Monday, August 10, 2015

What would Steinbeck say about Singapore?

John Steinbeck uses the rich backdrop of marine creatures in order to think about humans and humanity.  I will, in turn, use his musings in the context of Singapore in order to think about humans and humanity and, in the process, to perhaps even convince this skeptic that deep reading is a worthwhile effort ;)

On Good Friday, while looking at marine animals in Baja California, Steinbeck thinks about disease and suffering and genetics and, therefore, how the species changes to "another animal entirely."  And why the elimination of diseases might trigger discomfort to "religionists":
For it is through struggle and sorrow that people are able to participate in one another--the heartlessness of the healthy, well-fed, and unsorrowful person has in it an infinite smugness.
There is something in pain and suffering and sorrow that makes us reflect on life and cosmos as more than merely about ourselves, right?  During those tough times, those who believe turn to their gods.  They pray. When everything is going well, most believers that I know not only forget their own gods but go one step more and claim that all the success was theirs and theirs alone.

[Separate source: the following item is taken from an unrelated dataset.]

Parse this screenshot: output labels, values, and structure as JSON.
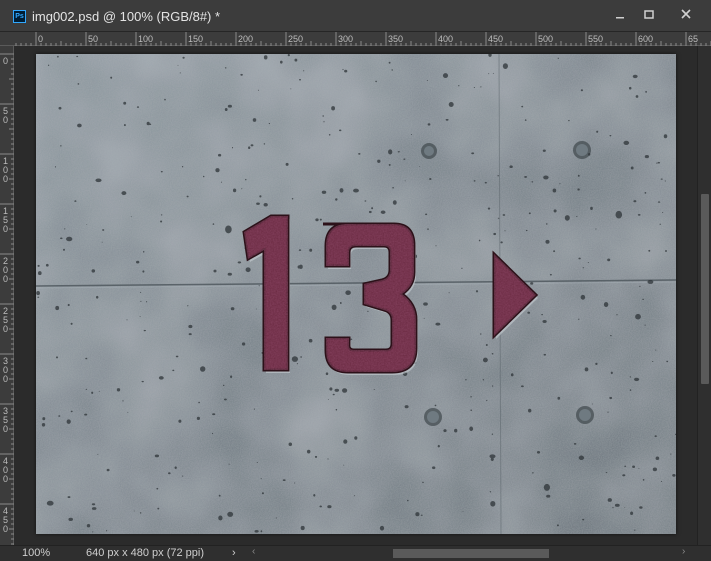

The dystopian science fiction also suggests that a future with abundance and free of diseases is not one that we might enjoy.  One of the Swedish girls whom we hosted during the California years remarked about depression and suicide among teenagers in her country along the lines of "we have everything, but there is no meaning, and so the kids invent troubles."  It is a rather strange notion that troubles, pain, suffering, help provide us with meaning to our lives.

Singapore, which recently celebrated its 50th birthday, is the closest contemporary example that we have of a place on earth where troubles, suffering, and diseases, have all been pretty much wiped out.  To such an extent that the government has even preempted potential troubles that could otherwise arise from people freely expressing thoughts--a notion that always makes me uncomfortable.

Pankaj Mishra puts a spin on it and argues that if the authoritarian leaders put their minds to it, they could make the country "an exemplar of that much-invoked but nearly extinct thing: democracy."
Rule by and for the people seems to have been replaced in many formal democracies with rule by and for the rich and powerful. It’s clear now, after decades of rhetoric about democracy, that its original ideal -- a community where human beings live together without holding power over another -- can only be realized, imperfectly if at all, in small states. ... Singapore has a huge advantage over centralized and dysfunctional democracies. It's actually a functional city-state with a relatively small (5.5 million) and highly literate population, and it has no enemies.
But then, maybe the leaders are like those in Ray Bradbury's Fahrenheit 451--they worry that if people are allowed to think and express their thoughts, then they will get depressed and become unhappy.  The two-legged paradox haunts Singapore, too!  If only we would understand that a happy life does not mean a life of nothing but happiness.


4 comments:

Anne in Salem said...

I am willing to be a test subject. Take away all my stresses, worries, anxieties. Heal my loved ones; give me ample money; guarantee my children will always make the right choices; remove all commercials from the radio, slow drivers from the road, government officials, taxes, Donald Trump and Hillary Clinton. See how happy I become! In the meantime, I'll accentuate the positives and suffer the difficulties because they are all part of a full and rewarding life.

Sriram Khé said...

"accentuate the positives and suffer the difficulties because they are all part of a full and rewarding life"
Exactly. After all, Trump won't easily go away. Clinton might even be the president not for four but even for eight years. Worst of all, we slow drivers will torment the likes of you ;)

Ramesh said...

Oh yes - Utopia is actually a curse and not a blessing. Happiness and sadness are two sides of the same coin and each can't exist without the other, I think. I would venture to suggest that Anne would actually be unhappier in the scenario she paints than she is now !

But what makes you think Singapore is anywhere near this utopia ? There is much trouble and suffering there too. To a visitor, the plastic neatness and efficiency points to "an ideal state". But there is much suffering and difficulties there too. It is one of the most unequal states in terms of income distribution . Lots of people actually struggle to make both ends meet. Sure it does not suffer from hunger, famine or pestilence. But the Bhutanese happiness quotient would not be way off the charts.

One thing will please Anne in Singapore. There are no slow drivers. Everybody thinks he or she is a Formula One driver !!

Sriram Khé said...

Yes, but that is the point--if there is any place on this planet where we could create the closest that we can get to an utopian democratic society, it is Singapore. But, it will require political leadership that will have to be very different from what they have had for fifty years.

Posts popular the last 30 days